The two, now wearing mismatched camouflage and ill-fitting helmets, forged their friendship on Maidan, the Kiev square that was the epicenter for the anti-government protests that descended into savage mayhem last month, ousting President Viktor Yanukovich — and bringing the specter of war with Russia. Now they’re trying to become Ukraine’s newest fighting force.
“I love my country. I don’t want to give up one bit of our territory,” Ibadolayev, 29, of Kiev, said.
“There will be war. That’s a fact,” Yarchenko, a 40-year-old construction engineer from Ivano-Frankivsk, said. “On Maidan, we didn’t think about what we were doing when we were fighting — we could be killed or not. We were just defending one another, our comrades. Same thing here. When we go to war, we’ll be ready.”
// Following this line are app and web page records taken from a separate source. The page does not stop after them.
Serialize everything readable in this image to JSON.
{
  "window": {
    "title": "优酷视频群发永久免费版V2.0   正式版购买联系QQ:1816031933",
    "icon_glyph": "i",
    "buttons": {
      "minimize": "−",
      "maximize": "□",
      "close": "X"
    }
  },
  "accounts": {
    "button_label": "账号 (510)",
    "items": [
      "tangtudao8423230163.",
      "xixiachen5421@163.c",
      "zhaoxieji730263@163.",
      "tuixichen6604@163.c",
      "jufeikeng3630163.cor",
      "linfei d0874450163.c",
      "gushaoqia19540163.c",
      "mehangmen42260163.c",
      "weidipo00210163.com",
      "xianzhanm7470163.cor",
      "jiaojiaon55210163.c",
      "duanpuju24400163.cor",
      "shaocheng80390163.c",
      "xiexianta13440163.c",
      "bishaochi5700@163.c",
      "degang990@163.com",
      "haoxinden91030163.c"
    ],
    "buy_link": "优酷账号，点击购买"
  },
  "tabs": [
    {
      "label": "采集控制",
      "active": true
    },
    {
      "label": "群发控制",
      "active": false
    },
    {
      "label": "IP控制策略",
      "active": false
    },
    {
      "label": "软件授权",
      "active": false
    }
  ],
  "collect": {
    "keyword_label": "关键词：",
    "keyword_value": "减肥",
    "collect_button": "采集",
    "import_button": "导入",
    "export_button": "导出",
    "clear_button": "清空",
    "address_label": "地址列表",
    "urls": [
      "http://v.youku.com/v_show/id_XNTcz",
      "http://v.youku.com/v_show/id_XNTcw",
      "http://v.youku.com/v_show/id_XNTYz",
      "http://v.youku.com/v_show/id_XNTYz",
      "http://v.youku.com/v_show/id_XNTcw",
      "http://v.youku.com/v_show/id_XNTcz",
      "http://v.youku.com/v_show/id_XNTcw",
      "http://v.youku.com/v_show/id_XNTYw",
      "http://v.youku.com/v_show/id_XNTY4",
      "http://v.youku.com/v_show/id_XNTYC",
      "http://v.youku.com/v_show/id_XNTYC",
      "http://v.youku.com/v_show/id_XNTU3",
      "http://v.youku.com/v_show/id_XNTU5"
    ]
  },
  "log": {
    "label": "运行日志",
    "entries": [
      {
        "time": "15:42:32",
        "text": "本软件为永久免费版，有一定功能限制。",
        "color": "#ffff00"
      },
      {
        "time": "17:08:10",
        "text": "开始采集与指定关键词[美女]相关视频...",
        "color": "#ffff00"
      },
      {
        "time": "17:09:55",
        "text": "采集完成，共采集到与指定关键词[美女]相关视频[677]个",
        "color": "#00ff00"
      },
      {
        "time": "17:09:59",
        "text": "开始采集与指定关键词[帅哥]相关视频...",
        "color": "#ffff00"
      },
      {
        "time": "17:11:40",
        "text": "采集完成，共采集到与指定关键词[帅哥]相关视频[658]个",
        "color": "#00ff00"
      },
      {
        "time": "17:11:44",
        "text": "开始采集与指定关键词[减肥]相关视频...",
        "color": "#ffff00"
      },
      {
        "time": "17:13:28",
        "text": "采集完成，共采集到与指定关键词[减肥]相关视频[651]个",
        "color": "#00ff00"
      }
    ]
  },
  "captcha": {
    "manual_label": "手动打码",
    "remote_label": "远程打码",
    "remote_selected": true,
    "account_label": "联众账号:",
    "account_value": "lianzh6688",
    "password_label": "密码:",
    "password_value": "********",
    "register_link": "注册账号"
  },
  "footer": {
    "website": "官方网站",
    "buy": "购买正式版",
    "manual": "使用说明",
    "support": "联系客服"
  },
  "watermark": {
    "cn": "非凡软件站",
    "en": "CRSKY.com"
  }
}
In the eyes of many Ukrainians, this nation of 45 million faces an existential crisis unprecedented in the 23 years since the Soviet collapse. Russian forces loom on the eastern border. Moscow has annexed Crimea and forced a humiliating withdrawal of Ukrainian troops from the Black Sea peninsula. In the cities of Kharkiv and Donetsk, pro-Russian activists are suspected of fomenting violence, to create a pretext for invasion. The three-week-old technocratic government in Kiev is struggling to stave off economic collapse.
Amid all this, Ukraine is experiencing a resurgence of pride and patriotism, a wellspring that began emerging for many in the Maidan protests. With Russia moving to formally seize Crimea, the interim government of Prime Minister Arseniy Yatsenyuk last week announced the creation of a new national guard, with the goal of recruiting 20,000 volunteers. The interim government also increased the military budget with an emergency allotment of about $680 million.
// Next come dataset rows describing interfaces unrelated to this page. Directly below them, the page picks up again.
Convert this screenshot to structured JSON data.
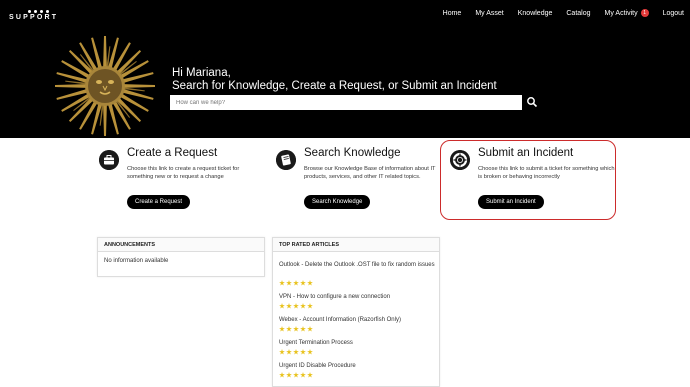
{
  "brand": {
    "name": "SUPPORT"
  },
  "nav": {
    "items": [
      {
        "label": "Home"
      },
      {
        "label": "My Asset"
      },
      {
        "label": "Knowledge"
      },
      {
        "label": "Catalog"
      },
      {
        "label": "My Activity",
        "badge": "1"
      },
      {
        "label": "Logout"
      }
    ]
  },
  "hero": {
    "greeting_line1": "Hi Mariana,",
    "greeting_line2": "Search for Knowledge, Create a Request, or Submit an Incident",
    "search_placeholder": "How can we help?"
  },
  "cards": [
    {
      "title": "Create a Request",
      "description": "Choose this link to create a request ticket for something new or to request a change",
      "button": "Create a Request",
      "icon": "briefcase-icon"
    },
    {
      "title": "Search Knowledge",
      "description": "Browse our Knowledge Base of information about IT products, services, and other IT related topics.",
      "button": "Search Knowledge",
      "icon": "book-icon"
    },
    {
      "title": "Submit an Incident",
      "description": "Choose this link to submit a ticket for something which is broken or behaving incorrectly",
      "button": "Submit an Incident",
      "icon": "lifebuoy-icon"
    }
  ],
  "announcements": {
    "header": "ANNOUNCEMENTS",
    "empty_text": "No information available"
  },
  "top_rated": {
    "header": "TOP RATED ARTICLES",
    "articles": [
      {
        "title": "Outlook - Delete the Outlook .OST file to fix random issues",
        "rating": 5
      },
      {
        "title": "VPN - How to configure a new connection",
        "rating": 5
      },
      {
        "title": "Webex - Account Information (Razorfish Only)",
        "rating": 5
      },
      {
        "title": "Urgent Termination Process",
        "rating": 5
      },
      {
        "title": "Urgent ID Disable Procedure",
        "rating": 5
      }
    ]
  },
  "colors": {
    "header_bg": "#000000",
    "highlight_border": "#cc2b2b",
    "star": "#e8c21b",
    "badge": "#e23b3b"
  }
}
More than 4,000 people had signed up since the law authorizing the guard was passed March 13, acting Interior Minister Arsen Avakov said this week.
“You will have the opportunity to defend the country, with the forces of the national guard and the security forces," Yatsenyuk told a Cabinet meeting over the weekend.
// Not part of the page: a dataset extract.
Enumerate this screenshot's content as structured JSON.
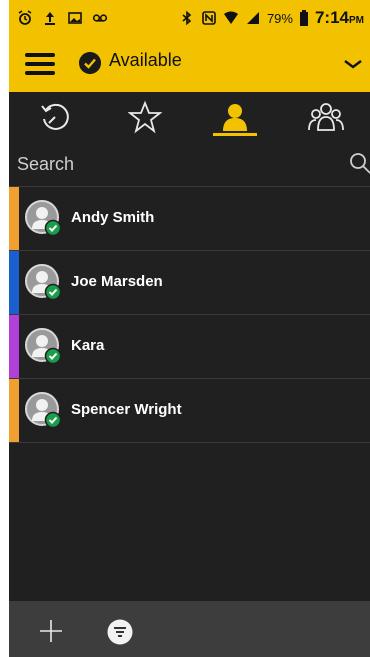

Ukraine’s military is no match for Russia’s. Various estimates put Ukraine’s standing armed forces — army, navy and air force — at between 160,000 and 190,000, with another 1 million active reservists. Military service is mandatory for men between 18 and 25, though many use deferments and exemptions to avoid service.
Even if the effort doesn’t congeal into an elite fighting unit, it serves to channel the rage and pride many Ukrainians are feeling these days. Well before 9 a.m., when Lt. Col. Roman Nakonichye put his small wooden table out on the cobbled sidewalk near Maidan to gather volunteers’ names, there was a group of men waiting to sign up. Some were engineers. Some, taxi drivers. Two owned an eyeglass business. All wanted to fight for the motherland.
“You come to Maidan and you feel it in your chest — patriotism is growing stronger, ever stronger. People feel like they never did,” said Vitaly Vasilyevich, a 30-year-old building drafter from Kiev. “If not for us [volunteers], nobody will. If I don’t do it, who will?”